**DIRECTIONS FOR THIS TASK**
Would you find each line in the entries below with the string "text" and copy it?

[SUPPLIED INFORMATION — start]

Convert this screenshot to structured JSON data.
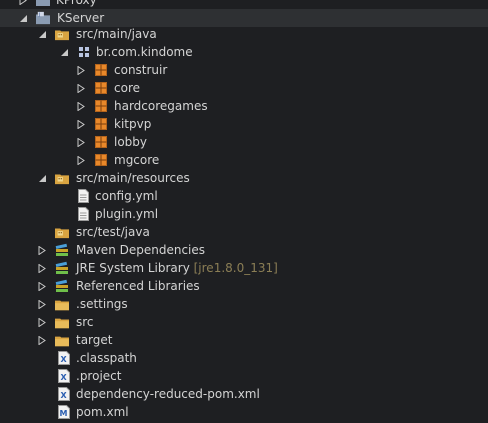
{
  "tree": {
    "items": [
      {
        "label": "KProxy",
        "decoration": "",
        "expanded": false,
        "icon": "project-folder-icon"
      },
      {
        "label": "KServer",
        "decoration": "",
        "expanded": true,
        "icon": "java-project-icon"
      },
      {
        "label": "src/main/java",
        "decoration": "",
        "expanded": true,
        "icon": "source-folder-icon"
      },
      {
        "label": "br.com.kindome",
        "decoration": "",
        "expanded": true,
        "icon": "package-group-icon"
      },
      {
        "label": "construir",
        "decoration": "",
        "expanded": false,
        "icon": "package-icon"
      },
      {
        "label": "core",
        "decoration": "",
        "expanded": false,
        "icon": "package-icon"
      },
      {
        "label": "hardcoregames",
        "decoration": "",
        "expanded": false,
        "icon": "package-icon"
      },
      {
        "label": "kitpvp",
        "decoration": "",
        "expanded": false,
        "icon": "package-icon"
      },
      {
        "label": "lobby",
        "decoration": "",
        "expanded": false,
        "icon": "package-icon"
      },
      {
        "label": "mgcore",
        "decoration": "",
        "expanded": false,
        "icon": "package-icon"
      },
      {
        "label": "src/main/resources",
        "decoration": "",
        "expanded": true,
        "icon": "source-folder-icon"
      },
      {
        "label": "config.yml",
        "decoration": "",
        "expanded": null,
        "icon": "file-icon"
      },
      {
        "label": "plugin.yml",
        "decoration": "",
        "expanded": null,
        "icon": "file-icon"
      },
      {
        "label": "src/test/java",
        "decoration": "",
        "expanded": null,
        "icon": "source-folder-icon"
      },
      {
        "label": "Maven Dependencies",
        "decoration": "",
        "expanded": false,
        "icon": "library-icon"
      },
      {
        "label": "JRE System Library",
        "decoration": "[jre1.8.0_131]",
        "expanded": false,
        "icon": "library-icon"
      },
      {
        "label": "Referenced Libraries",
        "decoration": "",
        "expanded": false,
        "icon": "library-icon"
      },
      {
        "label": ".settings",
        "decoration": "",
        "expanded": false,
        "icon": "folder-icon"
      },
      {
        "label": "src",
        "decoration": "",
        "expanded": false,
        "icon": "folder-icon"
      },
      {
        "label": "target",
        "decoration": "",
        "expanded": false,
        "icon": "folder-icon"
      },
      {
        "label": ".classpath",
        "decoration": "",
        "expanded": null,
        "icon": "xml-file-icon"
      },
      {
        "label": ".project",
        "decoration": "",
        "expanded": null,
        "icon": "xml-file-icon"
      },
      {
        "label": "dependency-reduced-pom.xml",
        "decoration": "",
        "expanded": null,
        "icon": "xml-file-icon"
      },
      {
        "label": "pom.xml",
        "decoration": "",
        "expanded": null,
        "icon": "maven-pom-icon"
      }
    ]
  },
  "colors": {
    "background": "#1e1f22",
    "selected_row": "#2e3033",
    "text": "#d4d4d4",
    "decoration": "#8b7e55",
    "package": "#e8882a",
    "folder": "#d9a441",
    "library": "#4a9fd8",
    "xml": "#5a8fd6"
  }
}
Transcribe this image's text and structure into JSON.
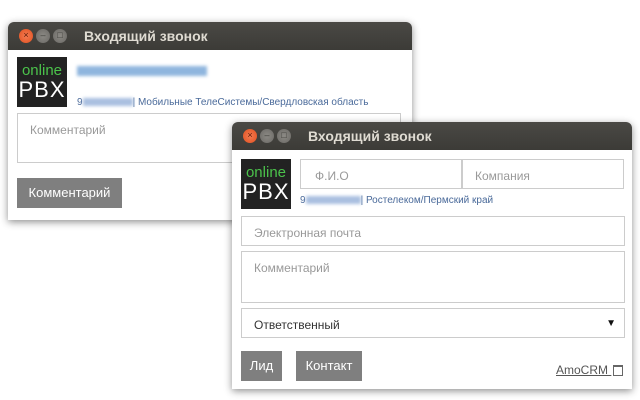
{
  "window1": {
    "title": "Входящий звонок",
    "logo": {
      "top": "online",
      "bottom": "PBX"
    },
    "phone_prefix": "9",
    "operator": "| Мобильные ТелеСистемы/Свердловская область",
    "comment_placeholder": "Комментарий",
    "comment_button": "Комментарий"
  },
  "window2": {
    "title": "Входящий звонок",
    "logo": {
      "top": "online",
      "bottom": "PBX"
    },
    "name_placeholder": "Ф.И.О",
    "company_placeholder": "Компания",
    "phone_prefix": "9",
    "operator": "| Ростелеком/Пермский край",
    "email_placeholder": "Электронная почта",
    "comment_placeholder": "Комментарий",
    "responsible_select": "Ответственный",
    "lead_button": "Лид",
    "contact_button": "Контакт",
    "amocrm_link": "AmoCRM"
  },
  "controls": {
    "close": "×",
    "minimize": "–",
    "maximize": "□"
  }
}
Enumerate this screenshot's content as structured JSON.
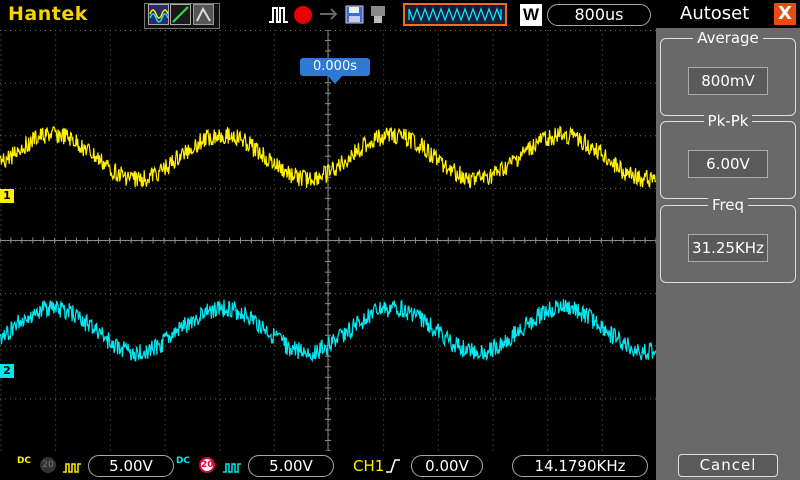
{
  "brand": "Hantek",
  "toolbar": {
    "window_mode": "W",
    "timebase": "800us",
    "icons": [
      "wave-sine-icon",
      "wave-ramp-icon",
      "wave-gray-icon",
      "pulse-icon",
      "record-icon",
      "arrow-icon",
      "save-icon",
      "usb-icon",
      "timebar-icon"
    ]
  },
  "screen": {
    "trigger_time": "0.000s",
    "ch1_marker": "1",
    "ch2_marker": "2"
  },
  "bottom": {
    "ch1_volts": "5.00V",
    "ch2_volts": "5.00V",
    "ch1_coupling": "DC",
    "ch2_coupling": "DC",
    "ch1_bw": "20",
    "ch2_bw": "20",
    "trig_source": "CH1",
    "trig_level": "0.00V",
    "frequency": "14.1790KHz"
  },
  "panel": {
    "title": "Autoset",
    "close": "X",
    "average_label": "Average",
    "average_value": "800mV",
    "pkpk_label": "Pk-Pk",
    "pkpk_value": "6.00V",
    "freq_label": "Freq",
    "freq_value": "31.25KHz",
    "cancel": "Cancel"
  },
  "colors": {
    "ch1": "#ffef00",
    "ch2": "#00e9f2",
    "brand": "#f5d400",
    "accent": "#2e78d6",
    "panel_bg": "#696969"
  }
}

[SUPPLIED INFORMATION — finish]

**EXERCISE SOLUTION**
    "text": "#d4d4d4",
Transcribe this image's text and structure into JSON.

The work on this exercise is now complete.